===== Information shown

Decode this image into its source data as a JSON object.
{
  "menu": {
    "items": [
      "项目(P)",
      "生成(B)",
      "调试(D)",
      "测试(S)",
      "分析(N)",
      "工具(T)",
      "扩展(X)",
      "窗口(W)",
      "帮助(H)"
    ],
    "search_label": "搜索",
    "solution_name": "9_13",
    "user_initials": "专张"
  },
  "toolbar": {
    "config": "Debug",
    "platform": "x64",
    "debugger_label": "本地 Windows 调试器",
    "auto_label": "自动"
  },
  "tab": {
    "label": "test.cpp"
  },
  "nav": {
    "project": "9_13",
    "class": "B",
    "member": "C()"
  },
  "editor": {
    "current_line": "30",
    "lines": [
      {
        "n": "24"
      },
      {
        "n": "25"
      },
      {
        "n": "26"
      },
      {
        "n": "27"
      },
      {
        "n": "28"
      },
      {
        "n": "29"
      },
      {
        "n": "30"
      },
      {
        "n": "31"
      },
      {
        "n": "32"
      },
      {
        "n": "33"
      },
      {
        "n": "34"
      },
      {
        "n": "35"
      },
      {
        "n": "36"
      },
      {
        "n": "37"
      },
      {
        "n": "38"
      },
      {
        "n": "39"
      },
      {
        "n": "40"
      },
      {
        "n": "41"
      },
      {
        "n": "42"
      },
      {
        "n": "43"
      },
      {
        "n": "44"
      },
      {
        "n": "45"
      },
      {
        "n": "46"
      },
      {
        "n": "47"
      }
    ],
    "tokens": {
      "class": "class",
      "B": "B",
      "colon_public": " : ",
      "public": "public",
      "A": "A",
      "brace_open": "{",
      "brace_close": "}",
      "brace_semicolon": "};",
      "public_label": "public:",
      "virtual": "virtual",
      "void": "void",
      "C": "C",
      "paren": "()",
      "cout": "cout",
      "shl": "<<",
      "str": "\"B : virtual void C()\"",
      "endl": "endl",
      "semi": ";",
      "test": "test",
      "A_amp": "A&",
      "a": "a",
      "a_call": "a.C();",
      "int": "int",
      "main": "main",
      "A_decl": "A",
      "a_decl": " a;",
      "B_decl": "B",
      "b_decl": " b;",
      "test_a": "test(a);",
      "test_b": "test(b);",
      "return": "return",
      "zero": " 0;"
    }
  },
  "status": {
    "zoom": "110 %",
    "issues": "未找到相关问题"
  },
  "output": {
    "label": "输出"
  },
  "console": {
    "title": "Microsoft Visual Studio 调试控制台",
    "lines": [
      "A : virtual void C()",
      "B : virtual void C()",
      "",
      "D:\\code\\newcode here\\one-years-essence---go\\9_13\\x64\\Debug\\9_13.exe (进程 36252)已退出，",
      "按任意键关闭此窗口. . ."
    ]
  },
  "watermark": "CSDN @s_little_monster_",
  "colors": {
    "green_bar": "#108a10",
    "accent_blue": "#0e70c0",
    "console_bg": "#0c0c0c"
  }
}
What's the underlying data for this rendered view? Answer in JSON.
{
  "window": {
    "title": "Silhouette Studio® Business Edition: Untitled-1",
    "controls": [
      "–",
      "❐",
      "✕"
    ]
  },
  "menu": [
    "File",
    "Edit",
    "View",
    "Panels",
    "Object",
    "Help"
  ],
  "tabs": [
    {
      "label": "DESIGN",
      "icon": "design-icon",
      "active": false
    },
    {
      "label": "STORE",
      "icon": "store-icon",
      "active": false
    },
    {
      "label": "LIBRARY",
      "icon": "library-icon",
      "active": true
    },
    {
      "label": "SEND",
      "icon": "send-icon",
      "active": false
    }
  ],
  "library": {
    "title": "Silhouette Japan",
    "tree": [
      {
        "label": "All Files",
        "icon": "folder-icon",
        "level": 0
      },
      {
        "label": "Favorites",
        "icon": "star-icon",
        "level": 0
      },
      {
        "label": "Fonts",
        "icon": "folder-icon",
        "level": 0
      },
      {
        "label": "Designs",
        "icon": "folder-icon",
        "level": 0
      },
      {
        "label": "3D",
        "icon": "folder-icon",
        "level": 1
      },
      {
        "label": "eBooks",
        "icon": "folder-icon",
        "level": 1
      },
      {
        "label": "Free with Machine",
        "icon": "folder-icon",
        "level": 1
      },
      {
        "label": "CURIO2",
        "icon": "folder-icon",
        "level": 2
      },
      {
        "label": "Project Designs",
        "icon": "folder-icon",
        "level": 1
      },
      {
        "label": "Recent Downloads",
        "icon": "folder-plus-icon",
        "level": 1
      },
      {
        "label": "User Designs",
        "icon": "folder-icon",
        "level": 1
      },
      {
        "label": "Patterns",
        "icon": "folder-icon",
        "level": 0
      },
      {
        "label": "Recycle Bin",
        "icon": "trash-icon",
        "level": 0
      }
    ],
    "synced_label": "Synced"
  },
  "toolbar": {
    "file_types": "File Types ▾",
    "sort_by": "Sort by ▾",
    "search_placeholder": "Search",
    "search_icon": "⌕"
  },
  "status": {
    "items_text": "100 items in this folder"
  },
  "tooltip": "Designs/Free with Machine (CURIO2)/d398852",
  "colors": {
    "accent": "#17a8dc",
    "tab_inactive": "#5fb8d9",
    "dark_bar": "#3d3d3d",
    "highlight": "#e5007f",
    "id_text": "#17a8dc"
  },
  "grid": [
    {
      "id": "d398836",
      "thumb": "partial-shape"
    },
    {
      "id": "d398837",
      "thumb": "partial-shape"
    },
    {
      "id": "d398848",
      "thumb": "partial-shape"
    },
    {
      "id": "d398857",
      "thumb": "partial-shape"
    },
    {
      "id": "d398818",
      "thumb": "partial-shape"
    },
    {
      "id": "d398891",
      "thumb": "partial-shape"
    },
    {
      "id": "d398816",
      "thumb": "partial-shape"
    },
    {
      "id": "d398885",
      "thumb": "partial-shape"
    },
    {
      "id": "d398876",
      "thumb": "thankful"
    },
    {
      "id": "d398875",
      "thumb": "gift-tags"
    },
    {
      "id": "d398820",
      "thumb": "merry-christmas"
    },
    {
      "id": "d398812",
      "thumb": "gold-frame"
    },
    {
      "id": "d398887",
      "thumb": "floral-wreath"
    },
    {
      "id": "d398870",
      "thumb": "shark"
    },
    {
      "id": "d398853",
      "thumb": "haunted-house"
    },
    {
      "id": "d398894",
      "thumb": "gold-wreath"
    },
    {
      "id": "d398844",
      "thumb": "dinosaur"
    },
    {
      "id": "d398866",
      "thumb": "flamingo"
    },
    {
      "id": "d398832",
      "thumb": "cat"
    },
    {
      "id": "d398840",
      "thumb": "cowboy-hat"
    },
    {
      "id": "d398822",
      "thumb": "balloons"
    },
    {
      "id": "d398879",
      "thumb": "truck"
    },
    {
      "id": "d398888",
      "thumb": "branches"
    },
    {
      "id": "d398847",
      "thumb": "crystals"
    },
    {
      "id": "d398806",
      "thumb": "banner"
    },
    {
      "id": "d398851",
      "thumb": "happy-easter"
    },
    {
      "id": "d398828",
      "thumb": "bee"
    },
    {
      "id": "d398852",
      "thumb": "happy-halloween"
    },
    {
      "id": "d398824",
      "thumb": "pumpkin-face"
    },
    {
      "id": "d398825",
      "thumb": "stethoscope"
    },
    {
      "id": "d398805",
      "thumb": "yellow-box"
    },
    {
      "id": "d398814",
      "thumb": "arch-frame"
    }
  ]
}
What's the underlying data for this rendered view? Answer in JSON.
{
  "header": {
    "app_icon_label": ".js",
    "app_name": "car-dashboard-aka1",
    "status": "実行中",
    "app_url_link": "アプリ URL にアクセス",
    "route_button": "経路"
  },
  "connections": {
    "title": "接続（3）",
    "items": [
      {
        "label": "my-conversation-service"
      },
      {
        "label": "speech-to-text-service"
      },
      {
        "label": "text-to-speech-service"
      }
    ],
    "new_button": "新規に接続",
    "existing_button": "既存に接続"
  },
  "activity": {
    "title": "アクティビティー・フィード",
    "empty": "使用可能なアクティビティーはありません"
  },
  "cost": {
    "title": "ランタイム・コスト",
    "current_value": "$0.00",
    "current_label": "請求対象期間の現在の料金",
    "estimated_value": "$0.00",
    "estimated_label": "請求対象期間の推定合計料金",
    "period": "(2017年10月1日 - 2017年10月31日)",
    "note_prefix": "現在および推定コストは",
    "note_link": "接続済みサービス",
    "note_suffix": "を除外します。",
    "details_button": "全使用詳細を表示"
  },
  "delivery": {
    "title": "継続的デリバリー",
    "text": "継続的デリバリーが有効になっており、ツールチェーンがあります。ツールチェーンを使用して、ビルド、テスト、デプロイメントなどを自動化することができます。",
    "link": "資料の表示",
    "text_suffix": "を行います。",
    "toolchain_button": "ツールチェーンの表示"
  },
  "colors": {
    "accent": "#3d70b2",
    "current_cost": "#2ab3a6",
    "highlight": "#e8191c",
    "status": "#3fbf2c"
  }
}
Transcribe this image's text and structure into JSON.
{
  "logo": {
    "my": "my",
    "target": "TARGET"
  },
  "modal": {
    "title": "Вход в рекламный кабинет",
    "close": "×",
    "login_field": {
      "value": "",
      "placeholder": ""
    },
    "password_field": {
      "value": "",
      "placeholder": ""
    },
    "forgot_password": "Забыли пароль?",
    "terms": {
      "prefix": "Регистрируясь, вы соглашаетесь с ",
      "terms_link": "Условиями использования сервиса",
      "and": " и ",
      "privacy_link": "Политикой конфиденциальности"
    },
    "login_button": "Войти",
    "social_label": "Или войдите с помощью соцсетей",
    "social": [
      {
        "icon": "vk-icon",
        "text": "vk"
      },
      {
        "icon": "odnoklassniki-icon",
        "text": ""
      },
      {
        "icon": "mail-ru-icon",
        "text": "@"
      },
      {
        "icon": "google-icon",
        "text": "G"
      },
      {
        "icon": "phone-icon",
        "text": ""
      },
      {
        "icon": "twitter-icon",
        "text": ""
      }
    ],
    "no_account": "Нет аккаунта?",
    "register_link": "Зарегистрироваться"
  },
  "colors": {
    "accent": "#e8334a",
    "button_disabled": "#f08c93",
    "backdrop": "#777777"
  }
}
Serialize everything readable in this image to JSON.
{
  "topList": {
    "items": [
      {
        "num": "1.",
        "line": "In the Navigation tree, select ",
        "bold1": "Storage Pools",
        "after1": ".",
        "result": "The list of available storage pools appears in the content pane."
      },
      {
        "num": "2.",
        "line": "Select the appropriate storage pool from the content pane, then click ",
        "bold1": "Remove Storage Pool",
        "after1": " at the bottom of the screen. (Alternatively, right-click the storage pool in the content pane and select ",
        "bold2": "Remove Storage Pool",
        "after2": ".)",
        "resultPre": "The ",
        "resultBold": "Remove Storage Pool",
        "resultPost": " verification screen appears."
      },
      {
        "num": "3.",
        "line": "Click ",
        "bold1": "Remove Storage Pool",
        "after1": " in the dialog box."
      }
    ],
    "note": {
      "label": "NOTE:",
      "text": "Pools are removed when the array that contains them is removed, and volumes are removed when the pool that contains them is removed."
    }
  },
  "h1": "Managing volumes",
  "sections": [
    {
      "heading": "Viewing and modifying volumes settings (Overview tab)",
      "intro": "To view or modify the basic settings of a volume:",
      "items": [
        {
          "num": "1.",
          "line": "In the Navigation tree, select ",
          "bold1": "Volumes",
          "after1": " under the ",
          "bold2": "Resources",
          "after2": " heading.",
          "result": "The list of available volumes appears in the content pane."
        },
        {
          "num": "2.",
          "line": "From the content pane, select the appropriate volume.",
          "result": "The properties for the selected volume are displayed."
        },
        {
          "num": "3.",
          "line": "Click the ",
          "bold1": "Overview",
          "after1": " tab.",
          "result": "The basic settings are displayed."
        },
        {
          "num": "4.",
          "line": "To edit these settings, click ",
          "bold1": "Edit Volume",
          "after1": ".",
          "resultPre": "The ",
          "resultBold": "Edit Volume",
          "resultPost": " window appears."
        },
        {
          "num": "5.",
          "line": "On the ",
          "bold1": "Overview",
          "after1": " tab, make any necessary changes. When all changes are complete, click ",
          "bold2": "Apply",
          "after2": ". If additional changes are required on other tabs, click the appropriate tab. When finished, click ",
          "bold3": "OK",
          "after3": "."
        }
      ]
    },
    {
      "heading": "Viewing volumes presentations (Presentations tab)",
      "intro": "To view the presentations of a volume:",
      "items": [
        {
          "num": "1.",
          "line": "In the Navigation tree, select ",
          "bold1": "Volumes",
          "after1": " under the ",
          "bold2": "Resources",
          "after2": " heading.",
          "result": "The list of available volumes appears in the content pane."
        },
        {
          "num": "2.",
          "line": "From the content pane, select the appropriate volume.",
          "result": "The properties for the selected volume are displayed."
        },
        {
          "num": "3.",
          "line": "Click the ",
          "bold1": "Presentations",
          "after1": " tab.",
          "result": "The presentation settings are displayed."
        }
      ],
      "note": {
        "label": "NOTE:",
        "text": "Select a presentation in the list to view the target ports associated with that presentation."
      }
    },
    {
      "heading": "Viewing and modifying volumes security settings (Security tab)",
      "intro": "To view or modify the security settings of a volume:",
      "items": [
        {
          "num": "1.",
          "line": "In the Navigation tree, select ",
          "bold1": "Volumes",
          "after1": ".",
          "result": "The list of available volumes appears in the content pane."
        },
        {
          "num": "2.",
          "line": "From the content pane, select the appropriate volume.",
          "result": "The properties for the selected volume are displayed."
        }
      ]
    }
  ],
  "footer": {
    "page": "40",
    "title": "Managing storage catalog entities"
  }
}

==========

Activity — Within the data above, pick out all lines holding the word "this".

Completed exercise —
Decode this image into its source data as a JSON object.
What's the underlying data for this rendered view? Answer in JSON.
    "items_text": "100 items in this folder"
What's the underlying data for this rendered view? Answer in JSON.
Transcribe this image's text and structure into JSON.
Serialize everything readable in this image to JSON.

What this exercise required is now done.